So, off I went to the interwebs to find a tray that could hold all the colors, with minimal compartmentalization--just enough for broad categories: reds, yellows, blues and grays. Ideally, I wanted something that I could use at home in my studio, but would also be portable when I decided to paint outside--without having to choose and repack everything each time. And I found some that were perfect...except for the price! Really, hundreds of dollars for wooden boxes of the right depth, without any padding to prevent breakage, and without any way to coordinate with my plein air setup. If I had the bucks to buy everything new, I would be home free--but I haven't been buying lottery tickets lately! I have an ancient Grumbacher pochade box given to me by a friend--sturdy and classic--and a really nice heavy duty tripod that I bought for my professional video camera when I was in grad school. That setup has served me well for oil painting, so I wanted to build a special tray insert so I could use it with the pastels.
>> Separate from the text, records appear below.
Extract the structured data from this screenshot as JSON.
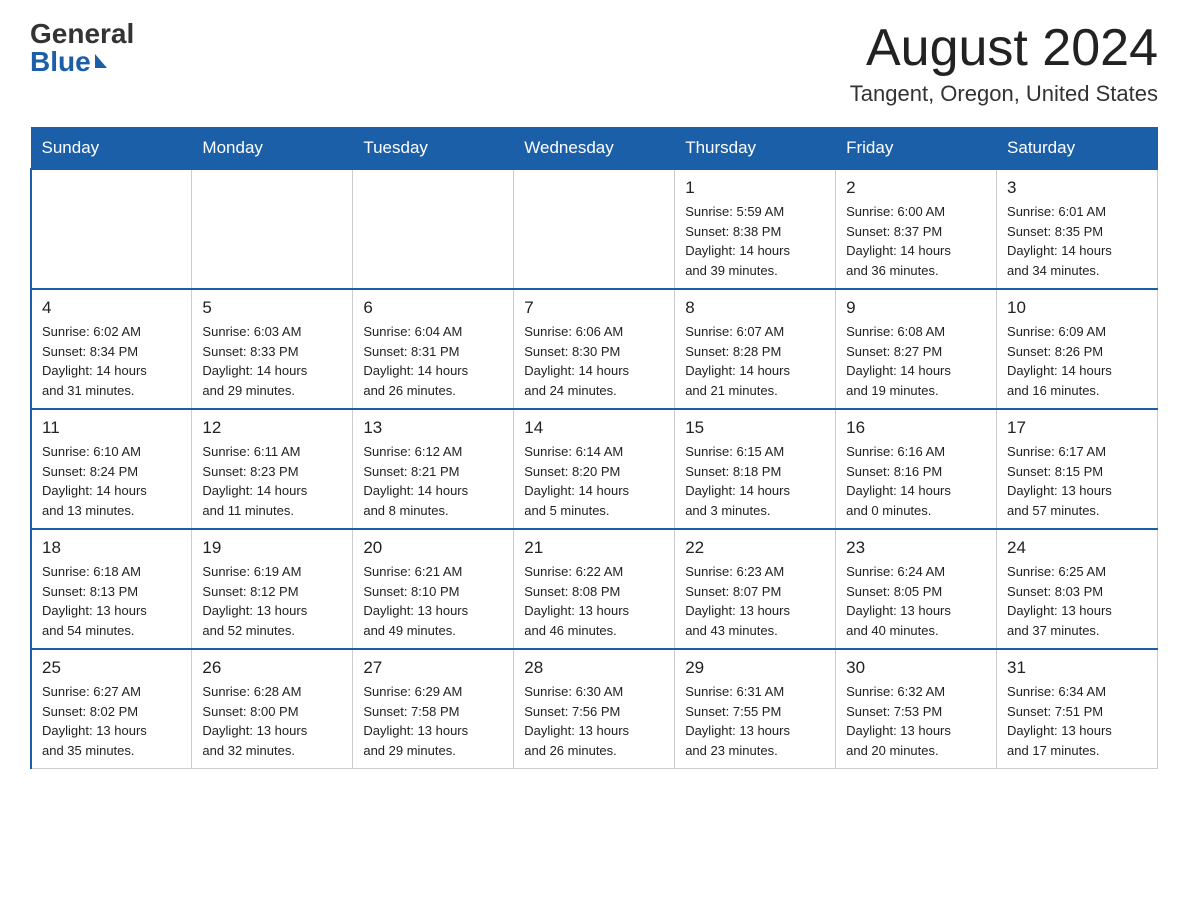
{
  "header": {
    "logo_general": "General",
    "logo_blue": "Blue",
    "month_title": "August 2024",
    "location": "Tangent, Oregon, United States"
  },
  "weekdays": [
    "Sunday",
    "Monday",
    "Tuesday",
    "Wednesday",
    "Thursday",
    "Friday",
    "Saturday"
  ],
  "weeks": [
    [
      {
        "day": "",
        "info": ""
      },
      {
        "day": "",
        "info": ""
      },
      {
        "day": "",
        "info": ""
      },
      {
        "day": "",
        "info": ""
      },
      {
        "day": "1",
        "info": "Sunrise: 5:59 AM\nSunset: 8:38 PM\nDaylight: 14 hours\nand 39 minutes."
      },
      {
        "day": "2",
        "info": "Sunrise: 6:00 AM\nSunset: 8:37 PM\nDaylight: 14 hours\nand 36 minutes."
      },
      {
        "day": "3",
        "info": "Sunrise: 6:01 AM\nSunset: 8:35 PM\nDaylight: 14 hours\nand 34 minutes."
      }
    ],
    [
      {
        "day": "4",
        "info": "Sunrise: 6:02 AM\nSunset: 8:34 PM\nDaylight: 14 hours\nand 31 minutes."
      },
      {
        "day": "5",
        "info": "Sunrise: 6:03 AM\nSunset: 8:33 PM\nDaylight: 14 hours\nand 29 minutes."
      },
      {
        "day": "6",
        "info": "Sunrise: 6:04 AM\nSunset: 8:31 PM\nDaylight: 14 hours\nand 26 minutes."
      },
      {
        "day": "7",
        "info": "Sunrise: 6:06 AM\nSunset: 8:30 PM\nDaylight: 14 hours\nand 24 minutes."
      },
      {
        "day": "8",
        "info": "Sunrise: 6:07 AM\nSunset: 8:28 PM\nDaylight: 14 hours\nand 21 minutes."
      },
      {
        "day": "9",
        "info": "Sunrise: 6:08 AM\nSunset: 8:27 PM\nDaylight: 14 hours\nand 19 minutes."
      },
      {
        "day": "10",
        "info": "Sunrise: 6:09 AM\nSunset: 8:26 PM\nDaylight: 14 hours\nand 16 minutes."
      }
    ],
    [
      {
        "day": "11",
        "info": "Sunrise: 6:10 AM\nSunset: 8:24 PM\nDaylight: 14 hours\nand 13 minutes."
      },
      {
        "day": "12",
        "info": "Sunrise: 6:11 AM\nSunset: 8:23 PM\nDaylight: 14 hours\nand 11 minutes."
      },
      {
        "day": "13",
        "info": "Sunrise: 6:12 AM\nSunset: 8:21 PM\nDaylight: 14 hours\nand 8 minutes."
      },
      {
        "day": "14",
        "info": "Sunrise: 6:14 AM\nSunset: 8:20 PM\nDaylight: 14 hours\nand 5 minutes."
      },
      {
        "day": "15",
        "info": "Sunrise: 6:15 AM\nSunset: 8:18 PM\nDaylight: 14 hours\nand 3 minutes."
      },
      {
        "day": "16",
        "info": "Sunrise: 6:16 AM\nSunset: 8:16 PM\nDaylight: 14 hours\nand 0 minutes."
      },
      {
        "day": "17",
        "info": "Sunrise: 6:17 AM\nSunset: 8:15 PM\nDaylight: 13 hours\nand 57 minutes."
      }
    ],
    [
      {
        "day": "18",
        "info": "Sunrise: 6:18 AM\nSunset: 8:13 PM\nDaylight: 13 hours\nand 54 minutes."
      },
      {
        "day": "19",
        "info": "Sunrise: 6:19 AM\nSunset: 8:12 PM\nDaylight: 13 hours\nand 52 minutes."
      },
      {
        "day": "20",
        "info": "Sunrise: 6:21 AM\nSunset: 8:10 PM\nDaylight: 13 hours\nand 49 minutes."
      },
      {
        "day": "21",
        "info": "Sunrise: 6:22 AM\nSunset: 8:08 PM\nDaylight: 13 hours\nand 46 minutes."
      },
      {
        "day": "22",
        "info": "Sunrise: 6:23 AM\nSunset: 8:07 PM\nDaylight: 13 hours\nand 43 minutes."
      },
      {
        "day": "23",
        "info": "Sunrise: 6:24 AM\nSunset: 8:05 PM\nDaylight: 13 hours\nand 40 minutes."
      },
      {
        "day": "24",
        "info": "Sunrise: 6:25 AM\nSunset: 8:03 PM\nDaylight: 13 hours\nand 37 minutes."
      }
    ],
    [
      {
        "day": "25",
        "info": "Sunrise: 6:27 AM\nSunset: 8:02 PM\nDaylight: 13 hours\nand 35 minutes."
      },
      {
        "day": "26",
        "info": "Sunrise: 6:28 AM\nSunset: 8:00 PM\nDaylight: 13 hours\nand 32 minutes."
      },
      {
        "day": "27",
        "info": "Sunrise: 6:29 AM\nSunset: 7:58 PM\nDaylight: 13 hours\nand 29 minutes."
      },
      {
        "day": "28",
        "info": "Sunrise: 6:30 AM\nSunset: 7:56 PM\nDaylight: 13 hours\nand 26 minutes."
      },
      {
        "day": "29",
        "info": "Sunrise: 6:31 AM\nSunset: 7:55 PM\nDaylight: 13 hours\nand 23 minutes."
      },
      {
        "day": "30",
        "info": "Sunrise: 6:32 AM\nSunset: 7:53 PM\nDaylight: 13 hours\nand 20 minutes."
      },
      {
        "day": "31",
        "info": "Sunrise: 6:34 AM\nSunset: 7:51 PM\nDaylight: 13 hours\nand 17 minutes."
      }
    ]
  ]
}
Long story short, I found a custom foam company online where I could order high density polyethylene foam sheets, cut to my specs for thickness and size! The foam arrived the other day, along with special glue, and after a little bit of work with an exacto knife I have a foam insert that fits snugly into the main compartment of the pochade box. I made dividers out of foam core, and I use a styrofoam butcher's tray to pull out a subset of my colors for each painting. There's a lid for the lower compartment to hold all the pastels in place when the box is closed.
I make my own substrates for pastel painting too, using Golden's Acrylic Pastel Ground over either cold press watercolor paper (the less expensive option) or Arches oil paper (my favorite paper, but a little pricier at $7/sheet). In this photo you can see a sheet of prepared paper taped with acid free masking tape to a cardboard support that fits in the slots in the pochade box lid. When I go outside to paint, I'll bring sheets of glassine, tape, more cardboard and butterfly clips to make a 'painting sandwich' that will protect my work while I carry it home. Phew! I'm sure there are some kinks to work out, but I'm excited to give it a try!
I recently came across an older series of posts from James Gurney about relative neutral grays and using gamut masking to tailor your color choices with a limited palette.
I decided to give it a try, and used my pocket color wheel to choose limited palettes for two small pastel studies. For the first, a harmonious range of yellow-orange, yellow, yellow-green and green, plus just a bit of complementary violet and pink (red tint); for the second, a range of blue-green through red-violet with a pretty strong complementary yellow-orange. (Yes, OK, those are pretty big ranges for a limited palette, but I'm a color nut and find it VERY hard to limit my colors in pastels!)
Alexia Rosoff Wilber
News and notes about art.